(Task directions): Could you retype every line below exactly, omitting the images?

□ □ □ □ □ □ □

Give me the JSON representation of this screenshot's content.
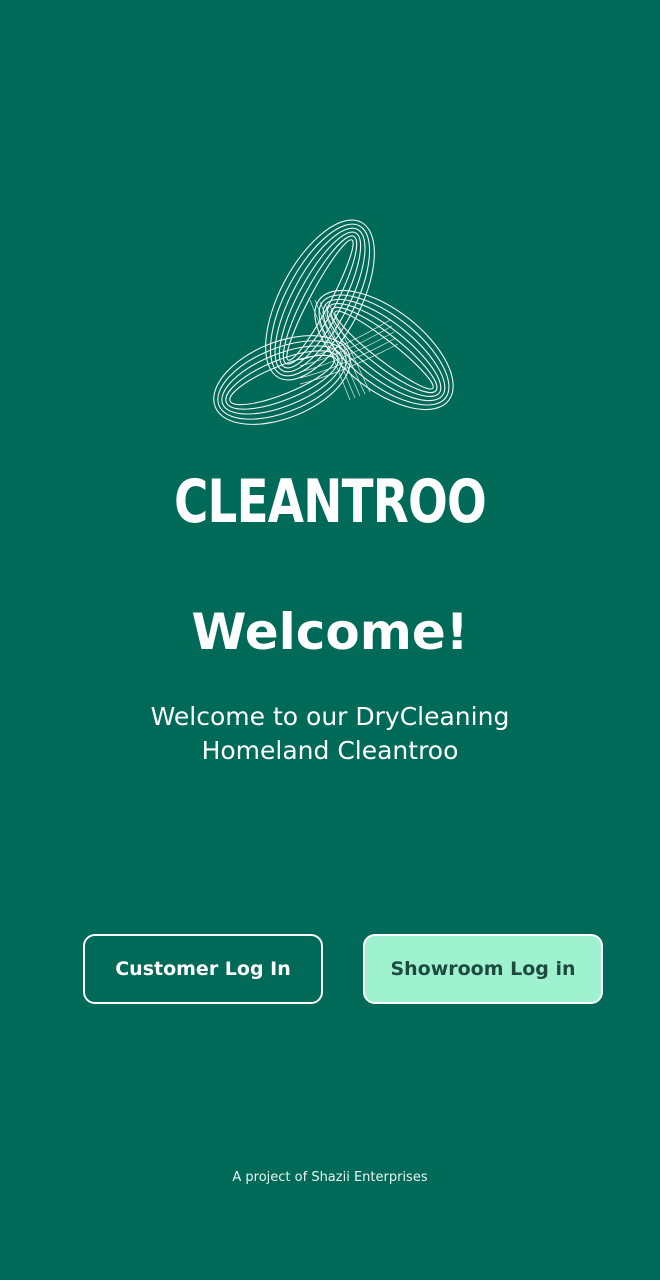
{
  "brand": {
    "logo_icon": "interlocking-rings-logo-icon",
    "name": "CLEANTROO"
  },
  "welcome": {
    "title": "Welcome!",
    "subtitle": "Welcome to our DryCleaning Homeland Cleantroo"
  },
  "actions": {
    "customer_login_label": "Customer Log In",
    "showroom_login_label": "Showroom Log in"
  },
  "footer": {
    "text": "A project of Shazii Enterprises"
  },
  "colors": {
    "background": "#006a58",
    "accent": "#9ff2d0",
    "text": "#ffffff"
  }
}
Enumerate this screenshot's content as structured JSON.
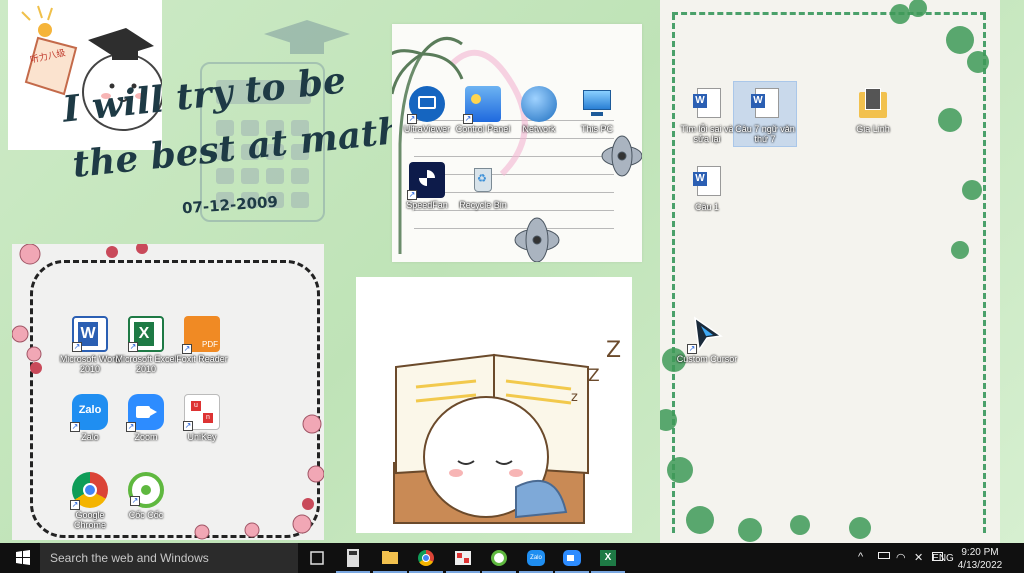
{
  "wallpaper": {
    "tagline_line1": "I will try to be",
    "tagline_line2": "the best at math",
    "date": "07-12-2009",
    "sticker_text": "听力八级"
  },
  "desktop_icons_left": [
    {
      "label": "Microsoft Word 2010",
      "icon": "word-icon"
    },
    {
      "label": "Microsoft Excel 2010",
      "icon": "excel-icon"
    },
    {
      "label": "Foxit Reader",
      "icon": "foxit-pdf-icon"
    },
    {
      "label": "Zalo",
      "icon": "zalo-icon"
    },
    {
      "label": "Zoom",
      "icon": "zoom-icon"
    },
    {
      "label": "UniKey",
      "icon": "unikey-icon"
    },
    {
      "label": "Google Chrome",
      "icon": "chrome-icon"
    },
    {
      "label": "Cốc Cốc",
      "icon": "coccoc-icon"
    }
  ],
  "desktop_icons_top": [
    {
      "label": "UltraViewer",
      "icon": "ultraviewer-icon"
    },
    {
      "label": "Control Panel",
      "icon": "control-panel-icon"
    },
    {
      "label": "Network",
      "icon": "network-icon"
    },
    {
      "label": "This PC",
      "icon": "this-pc-icon"
    },
    {
      "label": "SpeedFan",
      "icon": "speedfan-icon"
    },
    {
      "label": "Recycle Bin",
      "icon": "recycle-bin-icon"
    }
  ],
  "desktop_icons_right": [
    {
      "label": "Tìm lỗi sai và sửa lại",
      "icon": "word-doc-icon"
    },
    {
      "label": "Câu 7 ngữ văn thứ 7",
      "icon": "word-doc-icon",
      "selected": true
    },
    {
      "label": "Gia Linh",
      "icon": "folder-icon"
    },
    {
      "label": "Câu 1",
      "icon": "word-doc-icon"
    },
    {
      "label": "Custom Cursor",
      "icon": "custom-cursor-icon"
    }
  ],
  "taskbar": {
    "search_placeholder": "Search the web and Windows",
    "pinned": [
      "task-view-icon",
      "calculator-icon",
      "file-explorer-icon",
      "chrome-icon",
      "unikey-icon",
      "coccoc-icon",
      "zalo-icon",
      "zoom-icon",
      "excel-icon"
    ],
    "language": "ENG",
    "time": "9:20 PM",
    "date": "4/13/2022"
  },
  "colors": {
    "background": "#c9e7c2",
    "accent_green": "#4aa06a",
    "title_ink": "#1e3a45",
    "taskbar": "#101010"
  }
}
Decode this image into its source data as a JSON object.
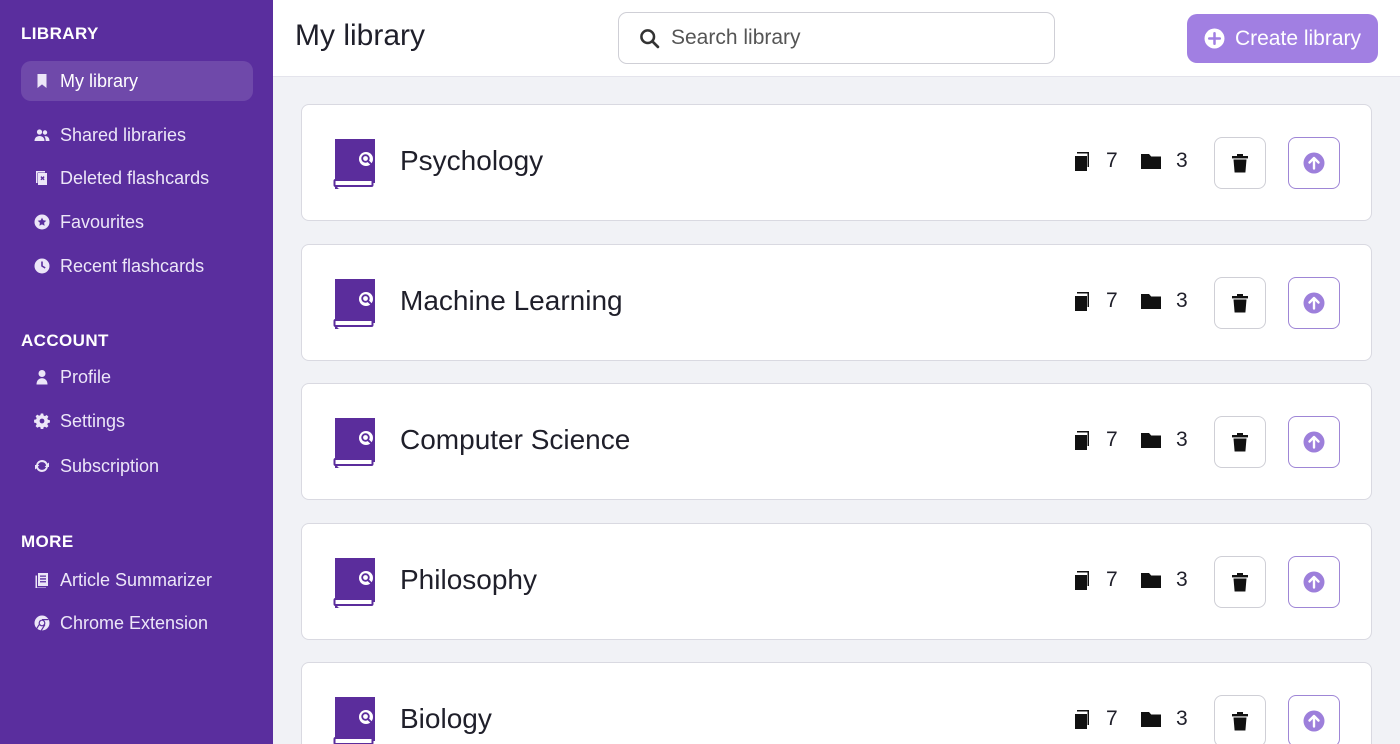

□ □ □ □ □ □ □

(Response area):
Give me the JSON representation of this screenshot's content.
{
  "brand": {
    "logo_icon": "interlocking-rings-logo-icon",
    "name": "CLEANTROO"
  },
  "welcome": {
    "title": "Welcome!",
    "subtitle": "Welcome to our DryCleaning Homeland Cleantroo"
  },
  "actions": {
    "customer_login_label": "Customer Log In",
    "showroom_login_label": "Showroom Log in"
  },
  "footer": {
    "text": "A project of Shazii Enterprises"
  },
  "colors": {
    "background": "#006a58",
    "accent": "#9ff2d0",
    "text": "#ffffff"
  }
}
Enumerate this screenshot's content as structured JSON.
{
  "wallpaper": {
    "tagline_line1": "I will try to be",
    "tagline_line2": "the best at math",
    "date": "07-12-2009",
    "sticker_text": "听力八级"
  },
  "desktop_icons_left": [
    {
      "label": "Microsoft Word 2010",
      "icon": "word-icon"
    },
    {
      "label": "Microsoft Excel 2010",
      "icon": "excel-icon"
    },
    {
      "label": "Foxit Reader",
      "icon": "foxit-pdf-icon"
    },
    {
      "label": "Zalo",
      "icon": "zalo-icon"
    },
    {
      "label": "Zoom",
      "icon": "zoom-icon"
    },
    {
      "label": "UniKey",
      "icon": "unikey-icon"
    },
    {
      "label": "Google Chrome",
      "icon": "chrome-icon"
    },
    {
      "label": "Cốc Cốc",
      "icon": "coccoc-icon"
    }
  ],
  "desktop_icons_top": [
    {
      "label": "UltraViewer",
      "icon": "ultraviewer-icon"
    },
    {
      "label": "Control Panel",
      "icon": "control-panel-icon"
    },
    {
      "label": "Network",
      "icon": "network-icon"
    },
    {
      "label": "This PC",
      "icon": "this-pc-icon"
    },
    {
      "label": "SpeedFan",
      "icon": "speedfan-icon"
    },
    {
      "label": "Recycle Bin",
      "icon": "recycle-bin-icon"
    }
  ],
  "desktop_icons_right": [
    {
      "label": "Tìm lỗi sai và sửa lại",
      "icon": "word-doc-icon"
    },
    {
      "label": "Câu 7 ngữ văn thứ 7",
      "icon": "word-doc-icon",
      "selected": true
    },
    {
      "label": "Gia Linh",
      "icon": "folder-icon"
    },
    {
      "label": "Câu 1",
      "icon": "word-doc-icon"
    },
    {
      "label": "Custom Cursor",
      "icon": "custom-cursor-icon"
    }
  ],
  "taskbar": {
    "search_placeholder": "Search the web and Windows",
    "pinned": [
      "task-view-icon",
      "calculator-icon",
      "file-explorer-icon",
      "chrome-icon",
      "unikey-icon",
      "coccoc-icon",
      "zalo-icon",
      "zoom-icon",
      "excel-icon"
    ],
    "language": "ENG",
    "time": "9:20 PM",
    "date": "4/13/2022"
  },
  "colors": {
    "background": "#c9e7c2",
    "accent_green": "#4aa06a",
    "title_ink": "#1e3a45",
    "taskbar": "#101010"
  }
}
Decode this image into its source data as a JSON object.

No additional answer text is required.